A Real “Chicken and Egg” Conundrum

This week we’ll be looking at an idea that has been turning around and around in my head for a long time, and it’s now high time for me to try to deal with it here.

At first I had planned to title this post “The Doing / Being Circle” because to me these two interconnected concepts feel like a wheel that just keeps rolling along, with each one taking a turn at being on top.

And then of course my opening sentence, which was spontaneously written as opposed to planned, used the phrase “turning around and around”.

So, please sit down to read the rest of this, because dizziness may ensue. You’ve been warned.

Sparked by a Quote from a Book

I consume books in various ways, from hard copies to the many audiobooks I enjoy on my long drives to and from our cottage, to the ones I read on my Kindle while pedaling my exercise bike.

When I see something I want to refer back to on Kindle, I typically take a photo of the page with my phone.

Yes, I’m aware that there’s a way to annotate Kindle books and probably even export quotes, but my kids have used the phrase “OK Boomer” with me, so I’m just glad to be able to do it, my way.

The book was Adam Grant’s Give and Take and here’s the quote:

                     “To paraphrase the writer E.M. Forster, 

                ‘How do I know who I am until I see what I do?’”.

Let’s just say that reading that brought this idea to the front burner of my mind pretty quickly.

Don’t You Have to BE, Before You Can DO?

I guess the factory setting in my brain worked the other way from Forster’s, because I used to think that you had to be someone or something before you could do anything.

Now I’m not sure what to think.

Actually, what I’m not sure of is whether either one of these really does “come first”, just like the old “chicken and egg” quandary.

As I consider how this whole subject fits into my work with families who own and manage assets together, it has me harken back a few weeks to My “Role / Goal / Control” Life Hack.

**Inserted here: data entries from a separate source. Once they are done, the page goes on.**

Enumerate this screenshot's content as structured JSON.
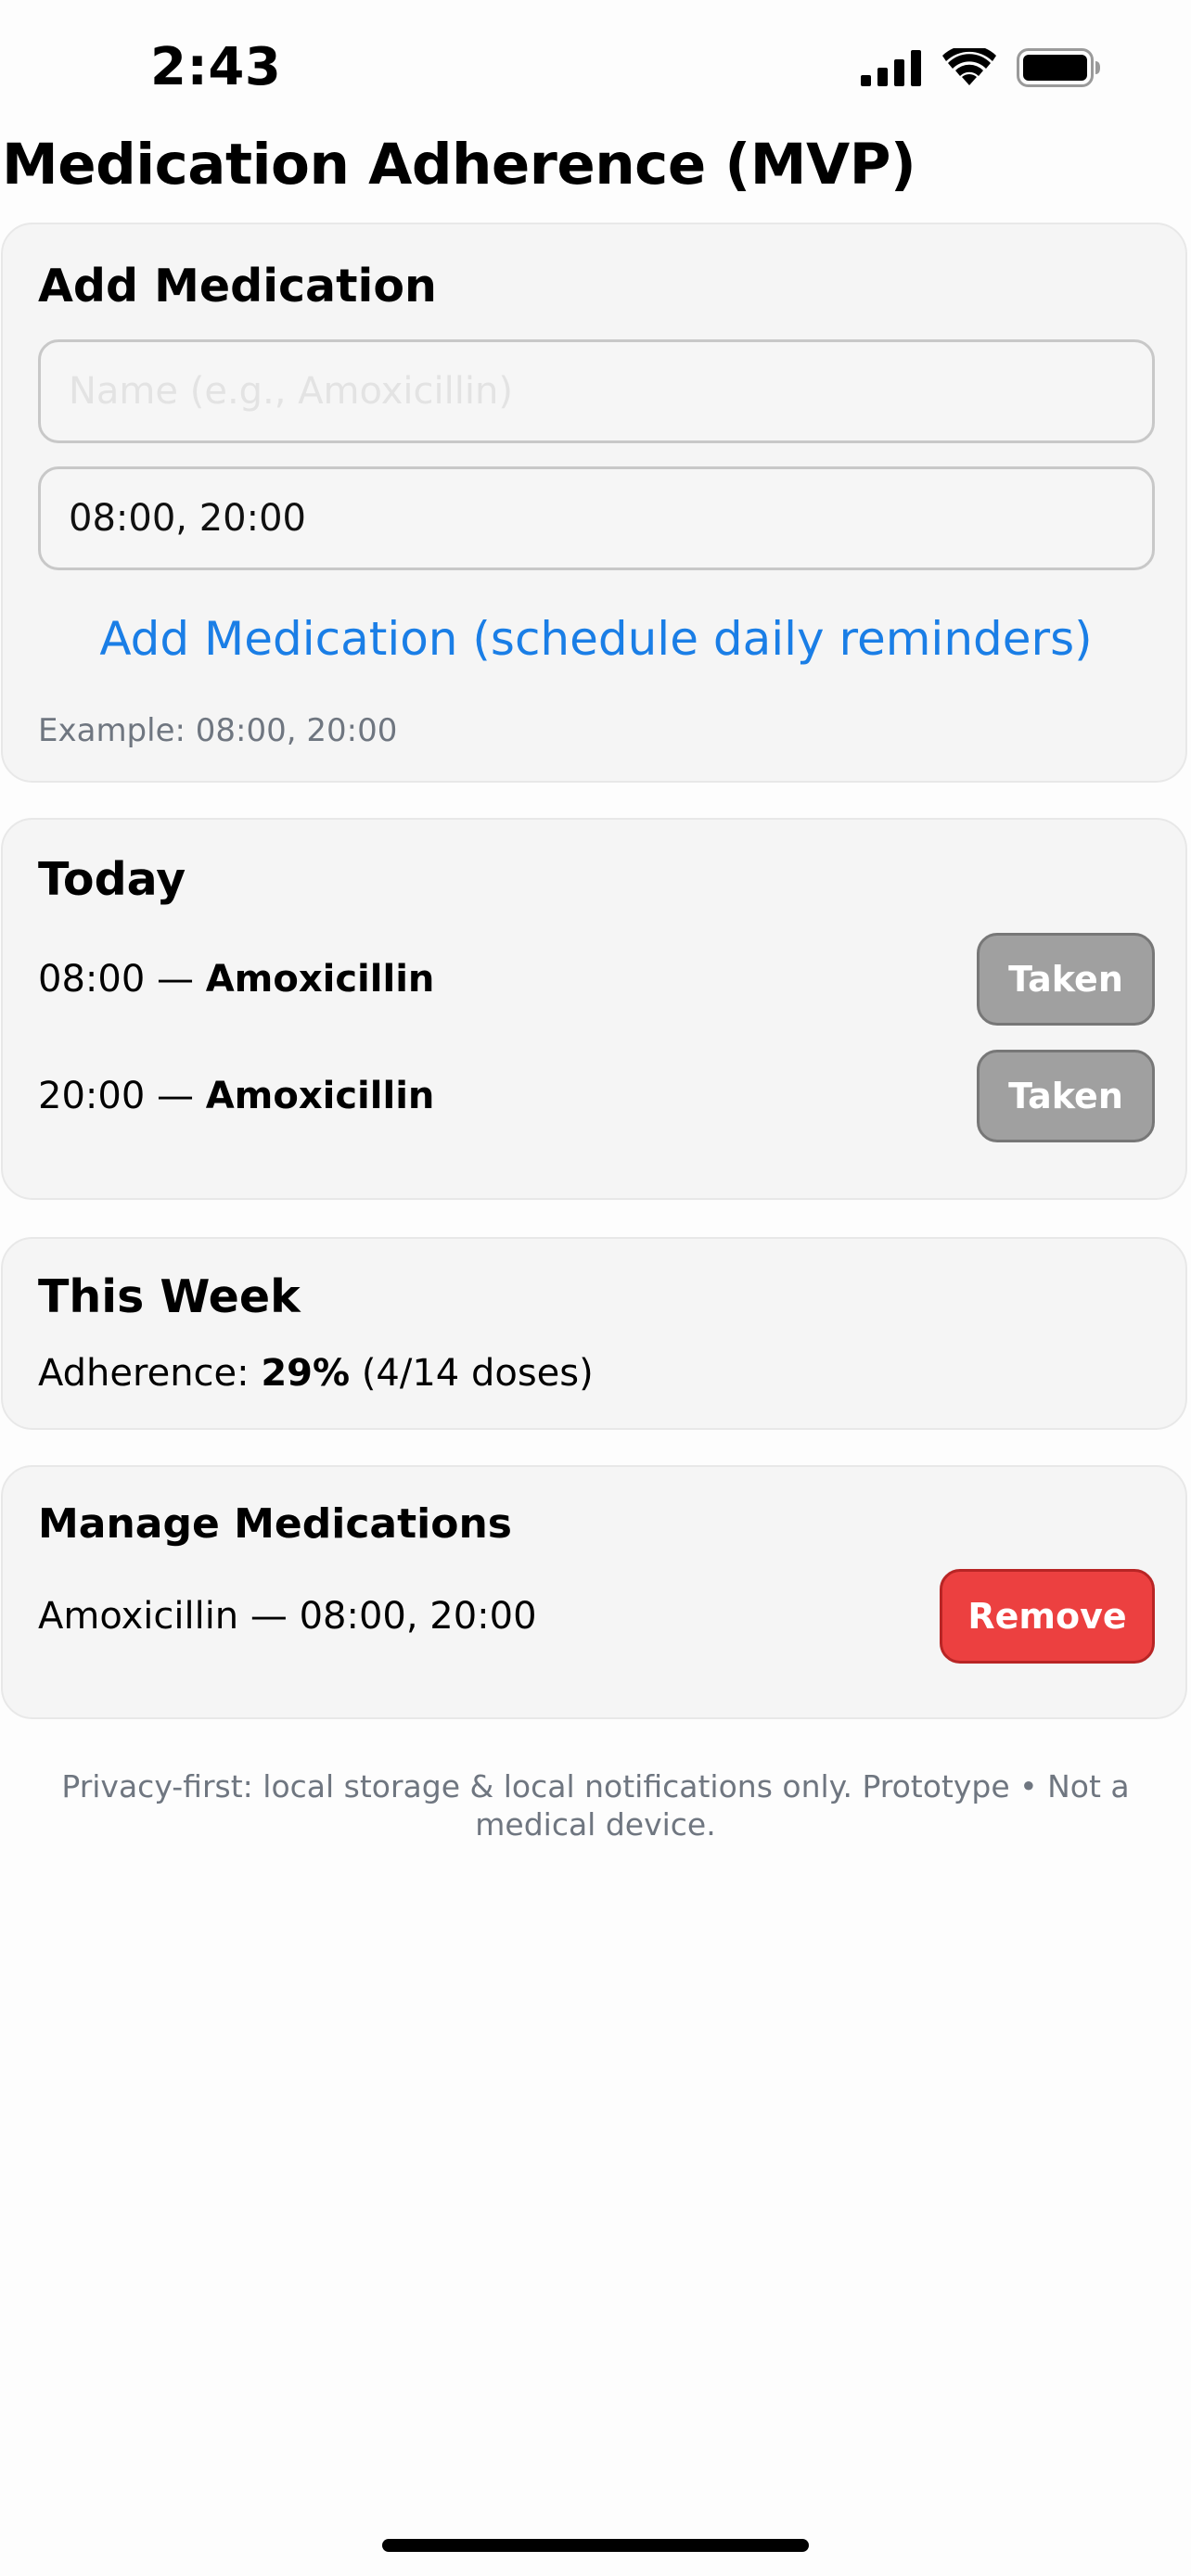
{
  "status_bar": {
    "time": "2:43",
    "icons": [
      "cellular-signal-icon",
      "wifi-icon",
      "battery-icon"
    ]
  },
  "page": {
    "title": "Medication Adherence (MVP)"
  },
  "add_medication": {
    "title": "Add Medication",
    "name_placeholder": "Name (e.g., Amoxicillin)",
    "name_value": "",
    "times_value": "08:00, 20:00",
    "add_button_label": "Add Medication (schedule daily reminders)",
    "helper_text": "Example: 08:00, 20:00"
  },
  "today": {
    "title": "Today",
    "separator": "—",
    "doses": [
      {
        "time": "08:00",
        "medication": "Amoxicillin",
        "button_label": "Taken"
      },
      {
        "time": "20:00",
        "medication": "Amoxicillin",
        "button_label": "Taken"
      }
    ]
  },
  "this_week": {
    "title": "This Week",
    "adherence_label": "Adherence:",
    "adherence_percent": "29%",
    "adherence_detail": "(4/14 doses)"
  },
  "manage": {
    "title": "Manage Medications",
    "items": [
      {
        "label": "Amoxicillin — 08:00, 20:00",
        "button_label": "Remove"
      }
    ]
  },
  "footer": {
    "note": "Privacy-first: local storage & local notifications only. Prototype • Not a medical device."
  },
  "colors": {
    "accent_link": "#1a7ee6",
    "card_background": "#f5f5f5",
    "taken_button": "#a0a0a0",
    "remove_button": "#ec4040",
    "muted_text": "#6f7680"
  }
}
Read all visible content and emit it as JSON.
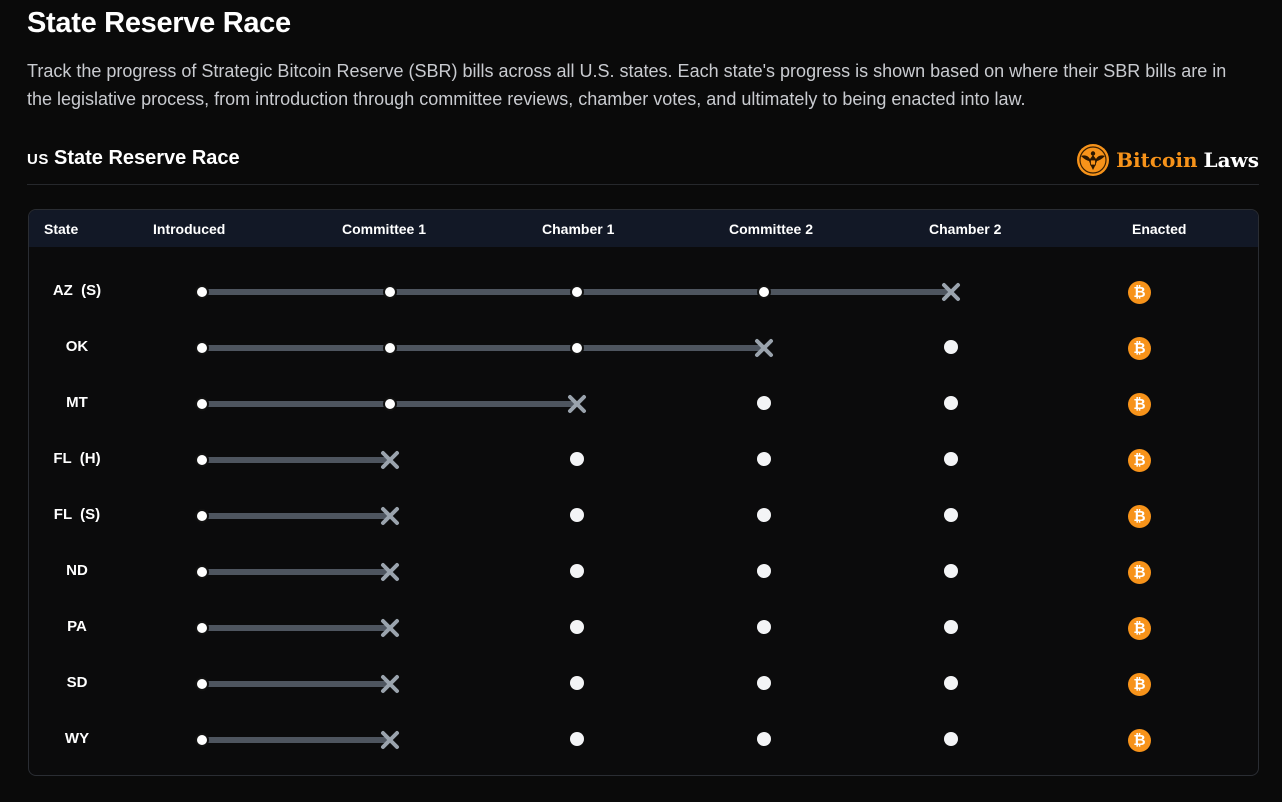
{
  "page": {
    "title": "State Reserve Race",
    "description": "Track the progress of Strategic Bitcoin Reserve (SBR) bills across all U.S. states. Each state's progress is shown based on where their SBR bills are in the legislative process, from introduction through committee reviews, chamber votes, and ultimately to being enacted into law."
  },
  "section": {
    "flag_code": "US",
    "title": "State Reserve Race",
    "brand_word1": "Bitcoin",
    "brand_word2": "Laws",
    "brand_logo_icon": "eagle-seal-icon"
  },
  "colors": {
    "bitcoin_orange": "#f7931a",
    "track": "#4e555f",
    "header_bg": "#121826",
    "failed_mark": "#9aa3ad"
  },
  "table": {
    "columns": [
      "State",
      "Introduced",
      "Committee 1",
      "Chamber 1",
      "Committee 2",
      "Chamber 2",
      "Enacted"
    ],
    "enacted_icon": "bitcoin-icon",
    "rows": [
      {
        "state": "AZ  (S)",
        "stopped_at": 4
      },
      {
        "state": "OK",
        "stopped_at": 3
      },
      {
        "state": "MT",
        "stopped_at": 2
      },
      {
        "state": "FL  (H)",
        "stopped_at": 1
      },
      {
        "state": "FL  (S)",
        "stopped_at": 1
      },
      {
        "state": "ND",
        "stopped_at": 1
      },
      {
        "state": "PA",
        "stopped_at": 1
      },
      {
        "state": "SD",
        "stopped_at": 1
      },
      {
        "state": "WY",
        "stopped_at": 1
      }
    ]
  }
}
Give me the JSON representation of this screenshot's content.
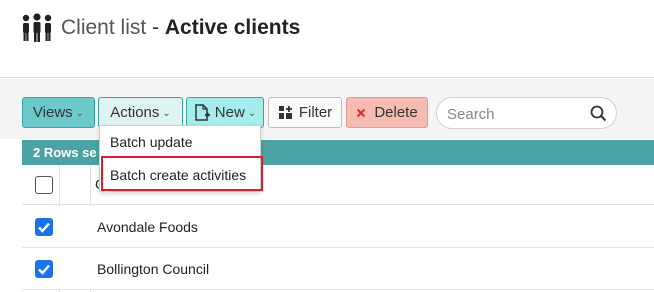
{
  "header": {
    "icon": "people-group-icon",
    "title": "Client list",
    "separator": " - ",
    "subtitle": "Active clients"
  },
  "toolbar": {
    "views_label": "Views",
    "actions_label": "Actions",
    "new_label": "New",
    "filter_label": "Filter",
    "delete_label": "Delete"
  },
  "search": {
    "placeholder": "Search",
    "value": ""
  },
  "actions_menu": {
    "items": [
      {
        "label": "Batch update"
      },
      {
        "label": "Batch create activities",
        "highlighted": true
      }
    ]
  },
  "table": {
    "selection_text": "2 Rows se",
    "header_cell_partial": "C",
    "rows": [
      {
        "name": "Avondale Foods",
        "checked": true
      },
      {
        "name": "Bollington Council",
        "checked": true
      }
    ]
  },
  "colors": {
    "accent_teal": "#4ba3a3",
    "views_button": "#6bc9c9",
    "new_button": "#a5ecec",
    "delete_button": "#f6bcb1",
    "checkbox_checked": "#1a73e8",
    "highlight_border": "#d3202c"
  }
}
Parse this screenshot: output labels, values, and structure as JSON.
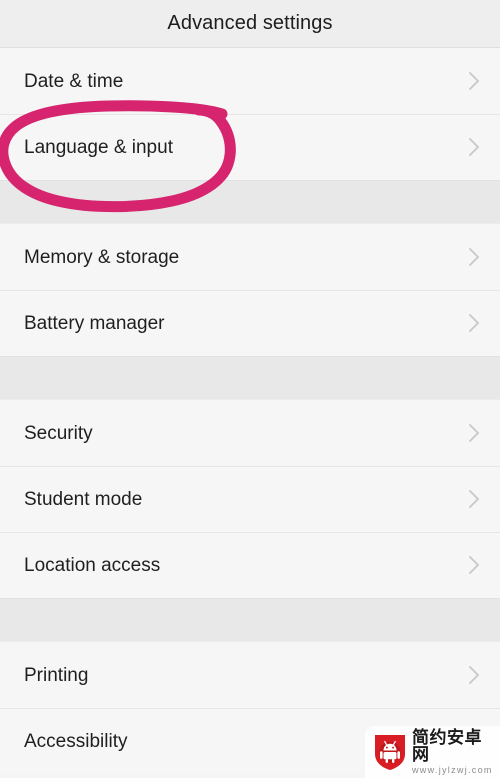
{
  "header": {
    "title": "Advanced settings"
  },
  "colors": {
    "annotation": "#d6256e",
    "row_background": "#f6f6f6",
    "gap_background": "#e8e8e8",
    "header_background": "#eeeeee",
    "text": "#1f1f1f",
    "chevron": "#c6c6c6",
    "watermark_red": "#d81e24"
  },
  "sections": [
    {
      "rows": [
        {
          "label": "Date & time",
          "chevron": "chevron-right-icon"
        },
        {
          "label": "Language & input",
          "chevron": "chevron-right-icon",
          "annotated": true
        }
      ]
    },
    {
      "rows": [
        {
          "label": "Memory & storage",
          "chevron": "chevron-right-icon"
        },
        {
          "label": "Battery manager",
          "chevron": "chevron-right-icon"
        }
      ]
    },
    {
      "rows": [
        {
          "label": "Security",
          "chevron": "chevron-right-icon"
        },
        {
          "label": "Student mode",
          "chevron": "chevron-right-icon"
        },
        {
          "label": "Location access",
          "chevron": "chevron-right-icon"
        }
      ]
    },
    {
      "rows": [
        {
          "label": "Printing",
          "chevron": "chevron-right-icon"
        },
        {
          "label": "Accessibility",
          "chevron": "chevron-right-icon"
        }
      ]
    }
  ],
  "annotation": {
    "shape": "hand-drawn-ellipse",
    "target": "Language & input"
  },
  "watermark": {
    "name": "简约安卓网",
    "url": "www.jylzwj.com",
    "logo": "android-shield-icon"
  }
}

There, the first step was to determine what role one is playing in a given situation, so that’s all about the being, and figuring out who you need to be for that role.

What you then need to do will flow from that. 

But does it always work that way?

And What About “Modus Operandi” vs “Modus Vivendi”?

Almost a year ago now, in Family Governance, More Than a Modus Operandi, we looked at this very same question.

Here’s a direct, cut’n’paste quote:

                 I feel like I’ve been over this territory a lot, but it’s so 

                       important that it bears repeating nonetheless.

                          This “territory” is the distinction 

                            between “doing” and “being”.


Because “Modus Operandi” is about doing, it refers to how family members “co-operate” together.

Modus Vivendi, for its part is more about how family members “co-exist” and “co-habitate” together.

But of course these are all inter-related and cannot and do not exist in isolation from each other. 

We can, however, benefit from thinking about each separately.

Interdependence Strikes Again

Like so many aspects of this work with people, interdependence strikes again. Not just with the fact that the people are interdependent, but the concepts that we need to work on with them are as well.

What you do, over and over, becomes part of who you are. And, it follows, who you are will necessarily influence how you do all the things that you do.

When you run into a tricky situation with one, you may want to look at it from the other side, to see what you might learn about how to deal with it.

Like the “family alignment / family engagement” issue we talked about in Family Engagement and Family Alignment – Chicken and Egg when you run into something from one, you can look to the other for a next step towards enlightenment and resolution.

Questions, More Important Than Answers, As Usual

I also like that this is yet another illustration of the fact that knowing the right questions is more important than having all of the answers.

When you work with members of a family on their relationships, it’s mostly about getting them to communicate in productive ways, so that the “right answers” for their particular situation will emerge, and that they end up co-creating their own solutions.

They’ll do what they’re going to do and be who they’re going to be, and we just need to guide them.